But are 140-character tweets conducive to good storytelling? Writers responded to the challenge in different ways. One of the festival’s best-known participants, the mystery writer Alexander McCall Smith, tweeted a series of short stories that read like hyper-condensed versions of his novels. As usual, McCall Smith’s prose was simple, his plots quaint. But stripped of the endearing description and dialogue that characterize his books, McCall Smith’s Twitter stories fell flat. Take, for example, this excerpt from “Love in the Alps,” the author’s fourth and final festival entry:
It’s not exactly the sort of stuff that keeps readers waiting on tenterhooks.
Twitter is more effective as an exercise in extended characterization. Some of the best Fiction Festival entries were produced by writers who adapted existing protagonists or came up with new characters for the micro-blogging platform. Chloe and Tom Avery—a husband and wife team from England—created a pseudonymous Twitter account for the protagonist of their story, and gradually revealed a murder mystery through his tweets.
Graeme Simsion created Twitter accounts for the protagonists of his best-selling novel The Rosie Project, two friends who engage in a lengthy exchange of tweets after one of them is caught having an affair. Using their accounts, Simsion’s characters, Don Tillman and Gene Barrow, solicited advice from Twitter users, whose suggestions were incorporated into the narrative.
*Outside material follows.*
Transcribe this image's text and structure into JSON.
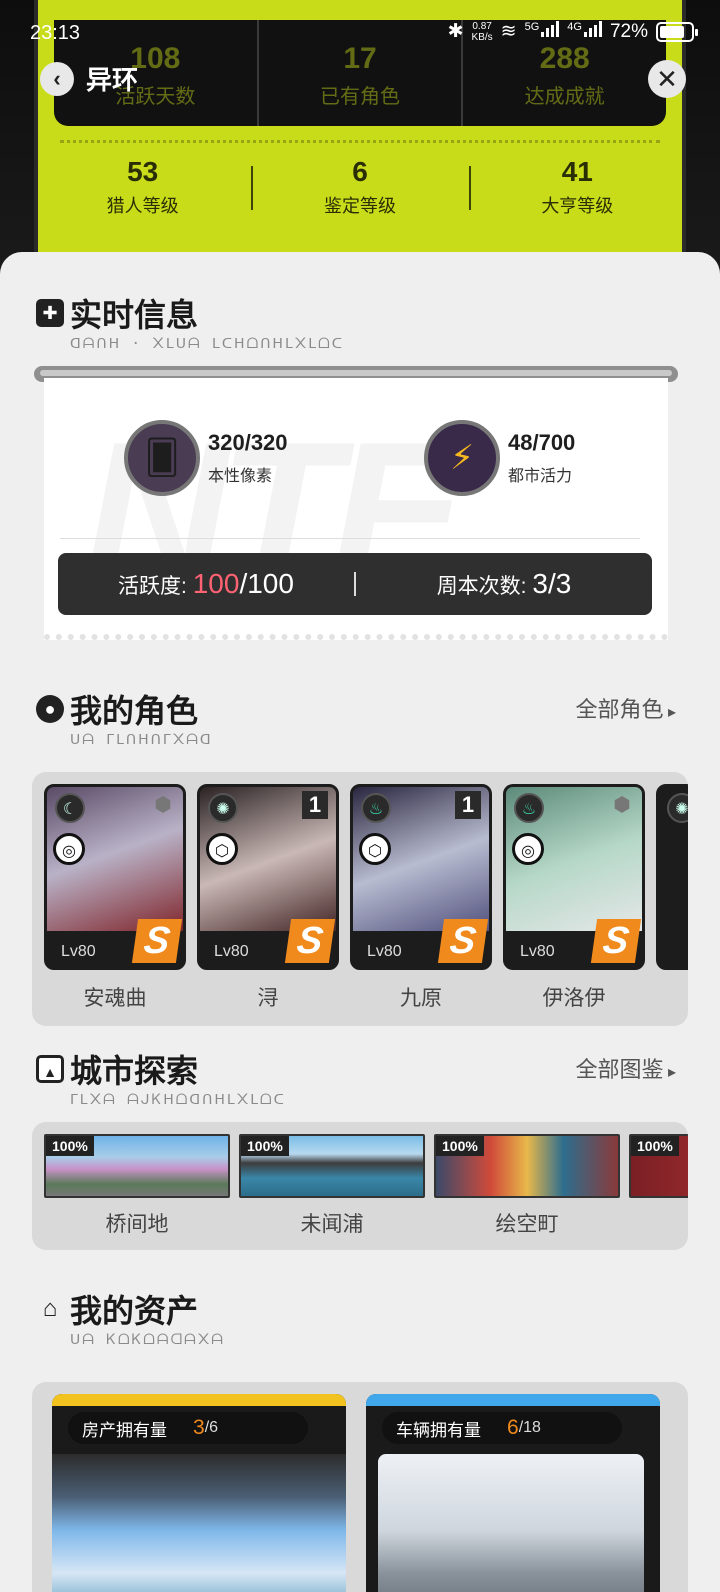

Over the course of the festival it became clear that if a writer’s tweets become dull and uninspired, readers will stop checking back for subsequent installments of a story. Elizabeth Fremantle, a historical fiction writer and one of the festival’s featured authors, told the biography of Anne Boleyn from the perspective of the queen’s dog. Unfortunately, there are only so many times a person can read about a dog wagging its tail, even if said tail-wagging is set against the backdrop of court intrigue and the occasional beheading.
It probably goes without saying that God (known outside the Twittersphere as David Javerbaum, former head writer of The Daily Show with Jon Stewart) was more successful at keeping his Twitter story fresh. Javerbaum’s contribution to the Twitter Fiction contest, “The Book of Bieb,” a new(er) testament that traces the birth, death, and rebirth of our savior, Justin Bieber, was one of the festival’s most popular entries (so popular, in fact, that the story is now being sold in book format).
As the newest tweets in a feed appear first, extended twitter fiction is presented in reverse-chronological order. Unless you are following a writer’s tweets in real-time, consuming stories on Twitter requires scrolling down to the end of a long feed and reading your way up. Still, the inconvenience of reading Twitter fiction is well worth it if the stories are compelling. Many of the Twitter Fiction Festival entries were in fact funny or otherwise entertaining reads despite the constraints of the format, or perhaps because of them; Twitter forces authors to be pointed and concise, while at the same time giving them the freedom to engage directly with readers, and to get creative (and a little bit silly) with narrative techniques.